Globalization. Climate change. Consumer awareness. Social activism. Blazing supply chains. Every time a board looks up, a new problem arises. It’s no longer Risk’s classic board game, ruled by diplomacy, conflict, and conquest.
Of all these issues at stake, ESG (environment, social and governance) now occupies the first place. It covers a broad spectrum, from climate change, resource depletion and working conditions to supply chain considerations, diversity, equity and inclusion, and cybersecurity. .
It’s a lot to take, but where there is risk there is also an opportunity if you play the game well. In a world where ESG and weather factors can make or break your business and where investors and stakeholders demand reliable reports, the stakes are high. Let’s look at the key players.

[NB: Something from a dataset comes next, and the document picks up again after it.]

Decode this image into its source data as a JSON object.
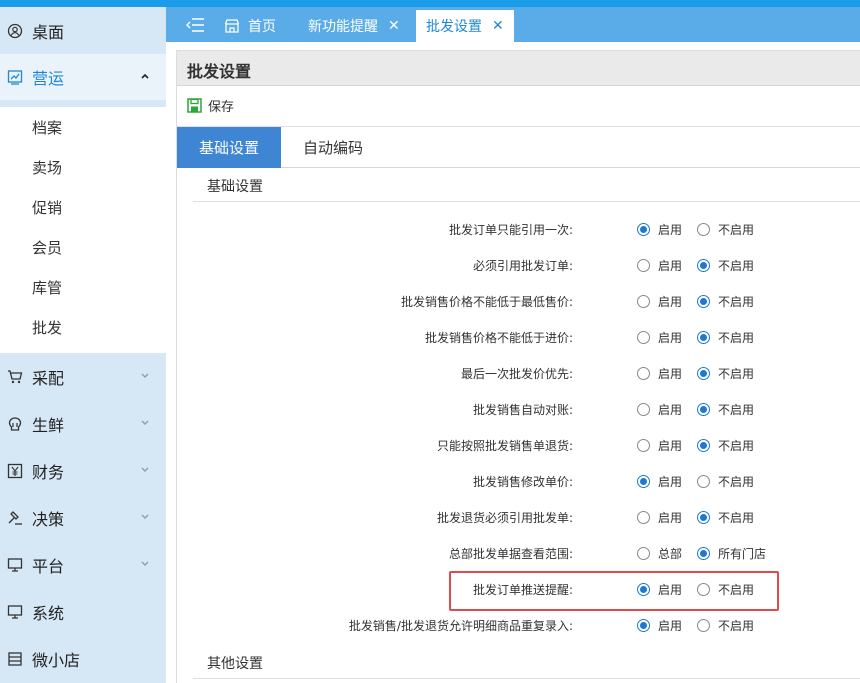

Actor 1: Climate change
This is the big one. A recent report by Deloitte Global that surveyed audit committees in 40 countries found that just under half of those committees (47%) considered themselves to be “climate competent”. The report, released in November this year, found that seven out of ten committees had not even completed a full climate change assessment.
If management doesn’t understand this problem, then your board and your business are in deep water (pun intended). If they haven’t planned for changes or are ignoring them, then your business is in a defensive position, not the proactive position it needs to thrive.
Most businesses simply don’t understand climate risk and how it impacts their business. Big carbon emitters see what’s in front of them, others don’t. It is not about ignoring, it is outright ignorance.
Boards of directors already face a plethora of reporting requirements, and there are more to come. If you don’t have a climate transition plan, banks will become increasingly suspicious while asset managers and investors will simply walk away. Although companies increasingly say “we will be carbon neutral by 2050”, stakeholders and investors want – and need – concrete plans showing the path and steps towards this goal.
Boards should also instill a culture of scenario planning. Without it, it’s like driving a car looking only in the rearview mirror and mirrors. Just ask the people of British Columbia, Canada what can happen if you don’t plan for what to expect in terms of climate change. Or in Australia and California, where fires have ravaged the landscape. Or western Germany and Belgium, where the floods killed more than 200 people.
It is not all gloomy. Boards have the opportunity to be part of the solution. For example, obtaining loans from the bank linked to carbon targets. Be like Ãrsted. This Danish company was formerly known as Dansk Oil and Natural Gas. It has gone from specializing in fossil fuels to renewable energies, and its market price is now higher than that of BP.
Actor 2: Diversity, equity and inclusion
Although many companies have realized that diversity takes many forms, including gender and gender identity, race and ethnicity, sexual orientation, lived experiences, socio-economic status , disability, age, political and religious beliefs, there are surprisingly many that still do not have. And these companies risk being left behind.
Simply put, engaging with a wider range of perspectives in decision making has been shown to lead to superior business performance and competitive advantage. If companies don’t embrace the value of Diversity, Equity and Inclusion (DCI), they will soon face major recruiting challenges. There will be no positive role models. The shrinking talent pool will mean less innovation, and there will be no place to hide disgruntled employees online when they share their stories on Glassdoor, Indeed and Twitter. In short, they will be excluded.
Investors will run a mile. The message will be âchange or you won’t see our moneyâ. Bottom line: these companies – I bet you can think of one or two – are what we call male, pale … and stale.
Yet companies that embrace DCI from the boardroom see opportunities opening up. They can attract a much larger pool of talent, thus bringing in more ideas and innovation. Their diversity goes beyond simple images on a website and they become a much more attractive prospect for banks and investors.
DCI reduces corruption and increases the positive outlook for a business. By having more women on the team, companies are taking less risk and asking the tough questions. They focus as much on social and environmental issues as on financial issues. These companies are ready for the future.
Player 3: Cybersecurity
Data security should be the top priority for administrators as it affects most of their customers. Smartphones and the internet have made data incredibly valuable, but the problem is, this rich resource is ubiquitous and vulnerable.
It is easy for companies and boards of directors to be held to ransom by a cyber attack. The price to be paid, whether financially or through reputational damage, can be punishingly high. The sleepless nights experienced by directors and senior executives are mild in comparison!
Just look at some of the most prominent victims of the past 10 years. Yahoo (three billion hacked accounts); Alibaba (1.1 billion data points lost); LinkedIn (700 million users); Facebook (533 million users); Marriott International (500 million customers). The list is lengthened increasingly. There’s no reason to think your business couldn’t be next.
Every competent board should have as close an eye on company data policies as monthly financial statements. Data is an invaluable asset, helping companies refine their strategies to refine their margins, while AI and machine learning offer potential efficiencies and benefits that we have only started to scratch the surface.
Planks should start from the top. Stand up for responsible use of data and ask tough questions about how it is used. Invest in better security to protect it. Quickly identify vulnerabilities. Establish best practices. And don’t let IT fix the problem!